[What you should do] The records must be duplicated exactly, with every picture left out.

====

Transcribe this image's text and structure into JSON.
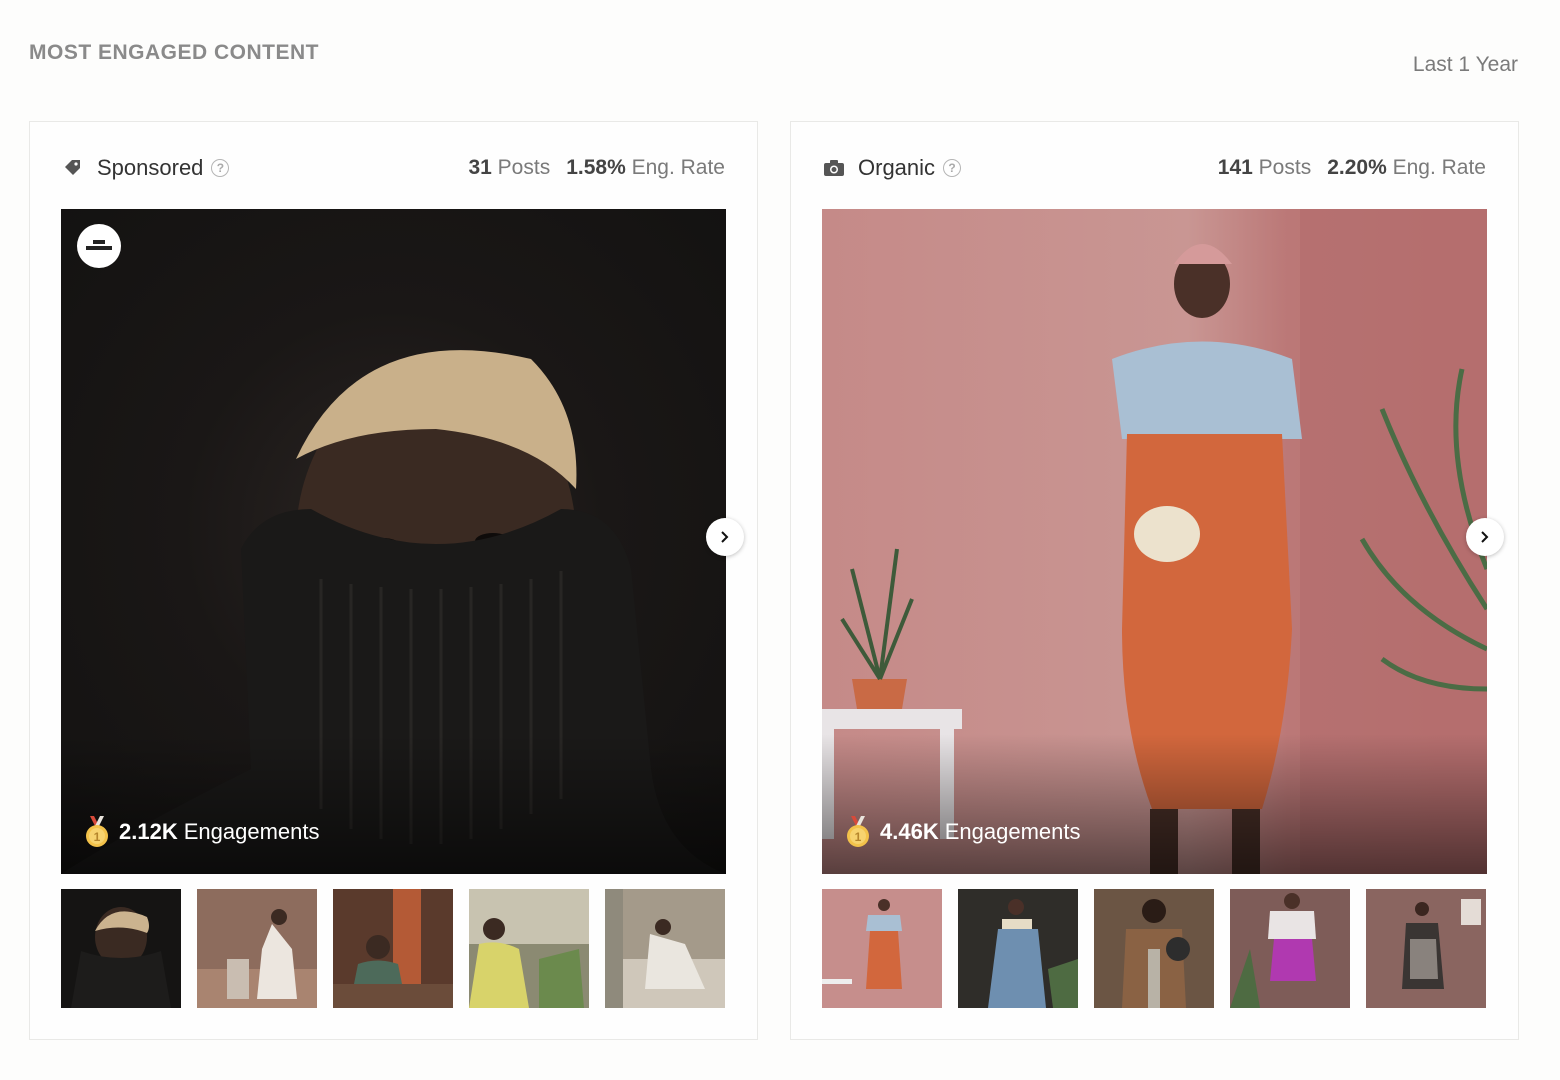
{
  "section": {
    "title": "MOST ENGAGED CONTENT",
    "range": "Last 1 Year"
  },
  "sponsored": {
    "label": "Sponsored",
    "help": "?",
    "icon": "price-tag-icon",
    "posts_count": "31",
    "posts_label": "Posts",
    "eng_rate": "1.58%",
    "eng_rate_label": "Eng. Rate",
    "engagements_value": "2.12K",
    "engagements_label": "Engagements",
    "brand_avatar": "brand-logo",
    "thumbnail_count": 5
  },
  "organic": {
    "label": "Organic",
    "help": "?",
    "icon": "camera-icon",
    "posts_count": "141",
    "posts_label": "Posts",
    "eng_rate": "2.20%",
    "eng_rate_label": "Eng. Rate",
    "engagements_value": "4.46K",
    "engagements_label": "Engagements",
    "thumbnail_count": 5
  },
  "icons": {
    "next": "chevron-right-icon",
    "medal": "gold-medal-icon",
    "help": "question-circle-icon"
  },
  "colors": {
    "heading": "#8a8a8a",
    "text": "#333333",
    "muted": "#7a7a7a",
    "border": "#e9e9e7"
  }
}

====

[Output for this task]
Transcribe this image's text and structure into JSON.
{
  "section": {
    "title": "MOST ENGAGED CONTENT",
    "range": "Last 1 Year"
  },
  "sponsored": {
    "label": "Sponsored",
    "help": "?",
    "icon": "price-tag-icon",
    "posts_count": "31",
    "posts_label": "Posts",
    "eng_rate": "1.58%",
    "eng_rate_label": "Eng. Rate",
    "engagements_value": "2.12K",
    "engagements_label": "Engagements",
    "brand_avatar": "brand-logo",
    "thumbnail_count": 5
  },
  "organic": {
    "label": "Organic",
    "help": "?",
    "icon": "camera-icon",
    "posts_count": "141",
    "posts_label": "Posts",
    "eng_rate": "2.20%",
    "eng_rate_label": "Eng. Rate",
    "engagements_value": "4.46K",
    "engagements_label": "Engagements",
    "thumbnail_count": 5
  },
  "icons": {
    "next": "chevron-right-icon",
    "medal": "gold-medal-icon",
    "help": "question-circle-icon"
  },
  "colors": {
    "heading": "#8a8a8a",
    "text": "#333333",
    "muted": "#7a7a7a",
    "border": "#e9e9e7"
  }
}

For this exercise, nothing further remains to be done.